Jamal Crawford is one of the more high-profile players left on the open market. Crawford, 39, is coming off his 19th NBA season and has played for eight teams (Chicago Bulls, New York Knicks, Golden State Warriors, Atlanta Hawks, Portland Trail Blazers, Los Angeles Clippers, Minnesota Timberwolves, and Phoenix Suns).
With NBA training camp around the corner, many teams have their rosters set and may not be looking to add to their core. At the same time, regardless of their organizational direction, every team could use fine tuning. While retirement is likely on the horizon for Crawford, he can still lift an offense and be a rotation fixture for both a winning and rebuilding team. He’d also likely come at a minimum salary.
Here are three ideal landing spots for Jamal Crawford.
How about going back to where it all began to raise the next generation of rumbling Bulls?
Jamal Crawford began his NBA career in The Windy City and has played in a multitude of roles since entering the league.
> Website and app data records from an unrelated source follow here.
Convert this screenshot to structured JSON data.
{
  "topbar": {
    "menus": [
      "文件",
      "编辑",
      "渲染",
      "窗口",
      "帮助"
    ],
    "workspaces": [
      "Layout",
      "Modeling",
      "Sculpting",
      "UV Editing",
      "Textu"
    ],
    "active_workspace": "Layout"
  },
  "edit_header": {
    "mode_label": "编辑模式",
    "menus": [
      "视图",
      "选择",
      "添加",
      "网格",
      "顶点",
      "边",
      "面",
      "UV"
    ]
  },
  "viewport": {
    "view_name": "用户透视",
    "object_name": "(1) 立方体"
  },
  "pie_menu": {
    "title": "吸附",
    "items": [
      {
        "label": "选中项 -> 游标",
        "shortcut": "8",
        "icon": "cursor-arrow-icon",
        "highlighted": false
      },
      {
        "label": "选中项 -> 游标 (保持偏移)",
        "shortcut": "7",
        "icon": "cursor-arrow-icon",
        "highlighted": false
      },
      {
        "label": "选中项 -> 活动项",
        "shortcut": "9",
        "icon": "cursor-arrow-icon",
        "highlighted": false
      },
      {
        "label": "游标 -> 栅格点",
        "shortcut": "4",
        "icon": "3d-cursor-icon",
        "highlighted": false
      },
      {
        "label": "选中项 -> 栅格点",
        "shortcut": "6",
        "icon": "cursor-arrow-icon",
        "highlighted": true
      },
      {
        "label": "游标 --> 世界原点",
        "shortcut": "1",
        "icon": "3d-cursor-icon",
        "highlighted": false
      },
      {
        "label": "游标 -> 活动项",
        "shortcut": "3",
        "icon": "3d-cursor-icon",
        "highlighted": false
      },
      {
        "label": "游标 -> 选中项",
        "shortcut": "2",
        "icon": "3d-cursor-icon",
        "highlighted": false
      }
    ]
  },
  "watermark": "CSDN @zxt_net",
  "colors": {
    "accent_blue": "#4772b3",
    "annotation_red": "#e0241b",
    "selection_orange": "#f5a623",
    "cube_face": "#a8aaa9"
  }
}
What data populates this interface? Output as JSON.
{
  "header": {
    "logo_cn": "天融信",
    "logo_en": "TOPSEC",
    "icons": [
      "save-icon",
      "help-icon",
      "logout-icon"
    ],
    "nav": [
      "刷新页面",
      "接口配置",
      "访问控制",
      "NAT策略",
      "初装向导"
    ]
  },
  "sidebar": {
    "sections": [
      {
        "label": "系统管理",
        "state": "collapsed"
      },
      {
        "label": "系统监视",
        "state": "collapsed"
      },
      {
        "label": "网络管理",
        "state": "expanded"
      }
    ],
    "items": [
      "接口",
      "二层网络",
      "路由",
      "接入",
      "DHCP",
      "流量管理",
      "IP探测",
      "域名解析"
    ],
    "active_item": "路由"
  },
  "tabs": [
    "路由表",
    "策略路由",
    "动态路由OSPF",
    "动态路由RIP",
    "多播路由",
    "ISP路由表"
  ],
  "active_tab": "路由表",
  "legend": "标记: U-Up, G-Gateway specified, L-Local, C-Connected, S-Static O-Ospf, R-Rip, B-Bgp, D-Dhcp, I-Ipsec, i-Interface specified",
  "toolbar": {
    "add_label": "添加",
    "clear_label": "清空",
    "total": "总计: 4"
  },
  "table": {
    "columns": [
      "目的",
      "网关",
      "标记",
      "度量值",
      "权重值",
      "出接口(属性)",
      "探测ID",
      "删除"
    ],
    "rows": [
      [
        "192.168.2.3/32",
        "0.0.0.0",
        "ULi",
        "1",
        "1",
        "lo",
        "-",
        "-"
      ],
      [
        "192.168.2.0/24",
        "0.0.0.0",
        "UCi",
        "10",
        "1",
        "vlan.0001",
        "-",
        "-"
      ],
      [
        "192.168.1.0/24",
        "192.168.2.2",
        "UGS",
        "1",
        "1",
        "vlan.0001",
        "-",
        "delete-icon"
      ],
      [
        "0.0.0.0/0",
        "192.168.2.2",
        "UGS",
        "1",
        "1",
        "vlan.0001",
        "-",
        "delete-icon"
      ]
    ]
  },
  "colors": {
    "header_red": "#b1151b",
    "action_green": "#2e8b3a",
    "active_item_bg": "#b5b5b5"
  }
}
He’s adept at making things happen with the ball in his hands, whether it be creating separation, using his handles to cross up defenders, or hitting outside jump shots.
The Bulls have one of the best young cores in the NBA and one that has budding scorers in Zach LaVine, Lauri Markkanen, and potentially Coby White. But they have little to no veteran scoring in their rotation outside of free-agent signee Thaddeus Young and Otto Porter Jr., if you consider him a veteran. Having a veteran scorer such as Crawford coming off the bench would enhance head coach Jim Boylen’s offense.
Plus, Crawford could be a great mentor to younger guards such as LaVine, White, and, if he remains with the team, Kris Dunn. The Bulls should be getting their youth on the floor whenever possible, but they also need a well-versed offense with veterans to lean on. Crawford checks both boxes for Chicago.
One issue here is the Bulls effectively have a full roster of guaranteed contracts, but if they wind up trading Dunn or there’s some other move, perhaps Crawford will be on their radar.
Golden State Warriors
Despite Kevin Durant’s departure and Klay Thompson’s injury absence, the Warriors will contend in the Western Conference this season after retooling with the free-agent acquisition of D’Angelo Russell. With that said, they need more scoring, and Jamal Crawford would be a savvy pickup.
Last season, Crawford put up just 7.9 points per game, mostly due to a limited role on a Suns team prioritizing the growth of its young wings. But he’s still quick, can create separation, and would enhance head coach Steve Kerr’s bench. Sure, they have depth inside and some athletic wings such as Alfonzo McKinnie, Damion Lee, Alec Burks, and Glenn Robinson III, but they don’t have a scoring jolt on their bench.
Now, Crawford isn’t going to come in and wreak havoc, but he’d instantly be their most proven bench scorer and can handle the rock. The Warriors need someone who can run the show and create offense when Russell and Stephen Curry are off the floor.
The Warriors want to maximize Curry’s prime, and that means bringing in star talent, as well as veterans who have played and excelled in big moments. Meanwhile, the veteran probably wants to play for a contender as his career comes to a close. This is a move that likely will not happen now because of the financial restraints involving the luxury tax and hard cap, but perhaps it can happen midseason.
Even with Kawhi Leonard and Danny Green departing in free agency, the Raptors should be a playoff team, and there’s no reason why they shouldn’t be striving to surprise people and make noise in the playoffs. However, they’re devoid of many true scorers. He’s not a bona fide No. 1 or 2 scoring option anymore, but Jamal Crawford would boost Toronto’s offense.
While Rondae Hollis-Jefferson and Stanley Johnson are bang-for-the-buck signings, the Raptors need more athletic and/or isolation scorers to keep pace with other playoff contenders in the conference. Crawford’s knack for getting the ball in the cup would make those signings more effective, and he could potentially play a big-minute role.
The Raptors don’t have a top-flight scorer. Sure, they have a lot of players who are either athletic or find ways to get crafty buckets, but there’s no alpha dog or true No. 1 scorer in their rotation. Crawford wouldn’t assume such a role, but he’d alleviate some of the pressure on their bench to pick up the slack when the first unit comes off the floor.
With Lowry, Serge Ibaka, and Marc Gasol hitting free agency after next season, this is likely the last hurrah for what’s left of the Raptors’ core. Why not add to the veteran arsenal with a veteran scorer? Crawford likely prefers to play for a competitive team. It’s a great fit for both parties, and Toronto can make the necessary roster space for the move.